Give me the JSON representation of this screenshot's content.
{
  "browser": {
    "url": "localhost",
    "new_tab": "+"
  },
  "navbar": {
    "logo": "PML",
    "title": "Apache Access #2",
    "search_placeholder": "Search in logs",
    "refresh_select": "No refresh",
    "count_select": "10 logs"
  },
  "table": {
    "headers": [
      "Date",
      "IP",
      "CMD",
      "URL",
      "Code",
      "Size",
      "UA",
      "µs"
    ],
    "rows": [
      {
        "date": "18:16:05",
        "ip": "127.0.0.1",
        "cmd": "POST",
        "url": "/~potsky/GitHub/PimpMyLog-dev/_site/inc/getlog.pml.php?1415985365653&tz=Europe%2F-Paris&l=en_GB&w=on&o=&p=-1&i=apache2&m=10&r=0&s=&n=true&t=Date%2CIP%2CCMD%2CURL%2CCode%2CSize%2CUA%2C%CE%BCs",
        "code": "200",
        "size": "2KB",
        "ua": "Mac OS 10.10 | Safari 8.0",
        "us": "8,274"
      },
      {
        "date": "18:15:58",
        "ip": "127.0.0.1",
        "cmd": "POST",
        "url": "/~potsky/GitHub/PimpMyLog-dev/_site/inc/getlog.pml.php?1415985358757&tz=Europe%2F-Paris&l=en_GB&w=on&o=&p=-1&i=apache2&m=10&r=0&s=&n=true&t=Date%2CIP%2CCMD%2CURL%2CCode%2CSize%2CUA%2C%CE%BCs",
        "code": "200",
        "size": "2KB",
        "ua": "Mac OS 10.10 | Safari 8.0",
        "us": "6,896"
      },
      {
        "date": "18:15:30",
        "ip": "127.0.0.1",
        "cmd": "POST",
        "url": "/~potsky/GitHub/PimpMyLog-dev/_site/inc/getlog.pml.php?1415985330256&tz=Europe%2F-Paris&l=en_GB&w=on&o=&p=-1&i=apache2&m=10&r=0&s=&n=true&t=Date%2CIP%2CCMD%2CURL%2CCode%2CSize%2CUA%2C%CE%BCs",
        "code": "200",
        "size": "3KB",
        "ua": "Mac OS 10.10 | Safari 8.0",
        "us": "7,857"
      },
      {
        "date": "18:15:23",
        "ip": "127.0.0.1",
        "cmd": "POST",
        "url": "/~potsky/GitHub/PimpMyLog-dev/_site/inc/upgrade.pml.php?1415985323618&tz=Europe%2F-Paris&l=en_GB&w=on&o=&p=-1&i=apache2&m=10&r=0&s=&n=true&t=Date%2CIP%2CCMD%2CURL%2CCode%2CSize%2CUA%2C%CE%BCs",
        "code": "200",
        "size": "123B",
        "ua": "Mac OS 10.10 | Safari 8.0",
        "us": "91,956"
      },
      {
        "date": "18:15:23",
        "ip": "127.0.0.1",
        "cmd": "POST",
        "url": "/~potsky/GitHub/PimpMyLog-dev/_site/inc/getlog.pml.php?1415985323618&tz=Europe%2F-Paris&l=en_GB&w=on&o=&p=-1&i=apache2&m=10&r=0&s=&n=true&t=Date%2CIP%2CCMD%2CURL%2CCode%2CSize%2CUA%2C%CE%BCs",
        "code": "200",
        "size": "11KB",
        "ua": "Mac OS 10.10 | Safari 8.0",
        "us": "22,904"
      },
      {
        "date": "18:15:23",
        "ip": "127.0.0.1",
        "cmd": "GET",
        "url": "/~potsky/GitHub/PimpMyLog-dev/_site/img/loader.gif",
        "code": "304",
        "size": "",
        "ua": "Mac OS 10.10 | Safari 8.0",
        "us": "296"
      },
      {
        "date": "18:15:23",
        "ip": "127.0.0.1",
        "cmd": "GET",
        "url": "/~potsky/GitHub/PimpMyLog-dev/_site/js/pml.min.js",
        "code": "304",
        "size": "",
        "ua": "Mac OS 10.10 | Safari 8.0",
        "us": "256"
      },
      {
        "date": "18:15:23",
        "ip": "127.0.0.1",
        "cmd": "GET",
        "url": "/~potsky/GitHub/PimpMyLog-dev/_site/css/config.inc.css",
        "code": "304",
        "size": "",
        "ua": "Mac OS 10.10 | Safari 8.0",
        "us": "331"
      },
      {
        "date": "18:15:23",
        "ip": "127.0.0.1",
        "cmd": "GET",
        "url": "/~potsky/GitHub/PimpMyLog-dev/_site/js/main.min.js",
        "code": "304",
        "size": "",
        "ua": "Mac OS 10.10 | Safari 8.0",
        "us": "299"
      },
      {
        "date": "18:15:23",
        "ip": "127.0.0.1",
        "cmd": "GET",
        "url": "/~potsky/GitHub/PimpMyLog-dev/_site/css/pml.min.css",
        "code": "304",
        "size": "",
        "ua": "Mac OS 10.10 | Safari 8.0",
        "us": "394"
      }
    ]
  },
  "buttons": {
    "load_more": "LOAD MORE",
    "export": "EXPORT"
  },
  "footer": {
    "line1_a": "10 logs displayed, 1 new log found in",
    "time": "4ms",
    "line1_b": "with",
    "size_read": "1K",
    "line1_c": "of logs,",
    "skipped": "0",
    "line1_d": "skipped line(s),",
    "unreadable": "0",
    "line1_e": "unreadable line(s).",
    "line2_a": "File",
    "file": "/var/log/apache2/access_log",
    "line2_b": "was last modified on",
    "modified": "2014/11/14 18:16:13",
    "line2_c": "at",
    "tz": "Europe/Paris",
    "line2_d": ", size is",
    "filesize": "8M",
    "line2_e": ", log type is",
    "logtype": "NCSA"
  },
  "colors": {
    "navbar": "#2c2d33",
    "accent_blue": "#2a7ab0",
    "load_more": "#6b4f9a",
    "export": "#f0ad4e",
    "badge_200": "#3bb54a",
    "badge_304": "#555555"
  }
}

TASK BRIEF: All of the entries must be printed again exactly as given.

THE COMPLETED TASK:
Give me the JSON representation of this screenshot's content.
{
  "browser": {
    "url": "localhost",
    "new_tab": "+"
  },
  "navbar": {
    "logo": "PML",
    "title": "Apache Access #2",
    "search_placeholder": "Search in logs",
    "refresh_select": "No refresh",
    "count_select": "10 logs"
  },
  "table": {
    "headers": [
      "Date",
      "IP",
      "CMD",
      "URL",
      "Code",
      "Size",
      "UA",
      "µs"
    ],
    "rows": [
      {
        "date": "18:16:05",
        "ip": "127.0.0.1",
        "cmd": "POST",
        "url": "/~potsky/GitHub/PimpMyLog-dev/_site/inc/getlog.pml.php?1415985365653&tz=Europe%2F-Paris&l=en_GB&w=on&o=&p=-1&i=apache2&m=10&r=0&s=&n=true&t=Date%2CIP%2CCMD%2CURL%2CCode%2CSize%2CUA%2C%CE%BCs",
        "code": "200",
        "size": "2KB",
        "ua": "Mac OS 10.10 | Safari 8.0",
        "us": "8,274"
      },
      {
        "date": "18:15:58",
        "ip": "127.0.0.1",
        "cmd": "POST",
        "url": "/~potsky/GitHub/PimpMyLog-dev/_site/inc/getlog.pml.php?1415985358757&tz=Europe%2F-Paris&l=en_GB&w=on&o=&p=-1&i=apache2&m=10&r=0&s=&n=true&t=Date%2CIP%2CCMD%2CURL%2CCode%2CSize%2CUA%2C%CE%BCs",
        "code": "200",
        "size": "2KB",
        "ua": "Mac OS 10.10 | Safari 8.0",
        "us": "6,896"
      },
      {
        "date": "18:15:30",
        "ip": "127.0.0.1",
        "cmd": "POST",
        "url": "/~potsky/GitHub/PimpMyLog-dev/_site/inc/getlog.pml.php?1415985330256&tz=Europe%2F-Paris&l=en_GB&w=on&o=&p=-1&i=apache2&m=10&r=0&s=&n=true&t=Date%2CIP%2CCMD%2CURL%2CCode%2CSize%2CUA%2C%CE%BCs",
        "code": "200",
        "size": "3KB",
        "ua": "Mac OS 10.10 | Safari 8.0",
        "us": "7,857"
      },
      {
        "date": "18:15:23",
        "ip": "127.0.0.1",
        "cmd": "POST",
        "url": "/~potsky/GitHub/PimpMyLog-dev/_site/inc/upgrade.pml.php?1415985323618&tz=Europe%2F-Paris&l=en_GB&w=on&o=&p=-1&i=apache2&m=10&r=0&s=&n=true&t=Date%2CIP%2CCMD%2CURL%2CCode%2CSize%2CUA%2C%CE%BCs",
        "code": "200",
        "size": "123B",
        "ua": "Mac OS 10.10 | Safari 8.0",
        "us": "91,956"
      },
      {
        "date": "18:15:23",
        "ip": "127.0.0.1",
        "cmd": "POST",
        "url": "/~potsky/GitHub/PimpMyLog-dev/_site/inc/getlog.pml.php?1415985323618&tz=Europe%2F-Paris&l=en_GB&w=on&o=&p=-1&i=apache2&m=10&r=0&s=&n=true&t=Date%2CIP%2CCMD%2CURL%2CCode%2CSize%2CUA%2C%CE%BCs",
        "code": "200",
        "size": "11KB",
        "ua": "Mac OS 10.10 | Safari 8.0",
        "us": "22,904"
      },
      {
        "date": "18:15:23",
        "ip": "127.0.0.1",
        "cmd": "GET",
        "url": "/~potsky/GitHub/PimpMyLog-dev/_site/img/loader.gif",
        "code": "304",
        "size": "",
        "ua": "Mac OS 10.10 | Safari 8.0",
        "us": "296"
      },
      {
        "date": "18:15:23",
        "ip": "127.0.0.1",
        "cmd": "GET",
        "url": "/~potsky/GitHub/PimpMyLog-dev/_site/js/pml.min.js",
        "code": "304",
        "size": "",
        "ua": "Mac OS 10.10 | Safari 8.0",
        "us": "256"
      },
      {
        "date": "18:15:23",
        "ip": "127.0.0.1",
        "cmd": "GET",
        "url": "/~potsky/GitHub/PimpMyLog-dev/_site/css/config.inc.css",
        "code": "304",
        "size": "",
        "ua": "Mac OS 10.10 | Safari 8.0",
        "us": "331"
      },
      {
        "date": "18:15:23",
        "ip": "127.0.0.1",
        "cmd": "GET",
        "url": "/~potsky/GitHub/PimpMyLog-dev/_site/js/main.min.js",
        "code": "304",
        "size": "",
        "ua": "Mac OS 10.10 | Safari 8.0",
        "us": "299"
      },
      {
        "date": "18:15:23",
        "ip": "127.0.0.1",
        "cmd": "GET",
        "url": "/~potsky/GitHub/PimpMyLog-dev/_site/css/pml.min.css",
        "code": "304",
        "size": "",
        "ua": "Mac OS 10.10 | Safari 8.0",
        "us": "394"
      }
    ]
  },
  "buttons": {
    "load_more": "LOAD MORE",
    "export": "EXPORT"
  },
  "footer": {
    "line1_a": "10 logs displayed, 1 new log found in",
    "time": "4ms",
    "line1_b": "with",
    "size_read": "1K",
    "line1_c": "of logs,",
    "skipped": "0",
    "line1_d": "skipped line(s),",
    "unreadable": "0",
    "line1_e": "unreadable line(s).",
    "line2_a": "File",
    "file": "/var/log/apache2/access_log",
    "line2_b": "was last modified on",
    "modified": "2014/11/14 18:16:13",
    "line2_c": "at",
    "tz": "Europe/Paris",
    "line2_d": ", size is",
    "filesize": "8M",
    "line2_e": ", log type is",
    "logtype": "NCSA"
  },
  "colors": {
    "navbar": "#2c2d33",
    "accent_blue": "#2a7ab0",
    "load_more": "#6b4f9a",
    "export": "#f0ad4e",
    "badge_200": "#3bb54a",
    "badge_304": "#555555"
  }
}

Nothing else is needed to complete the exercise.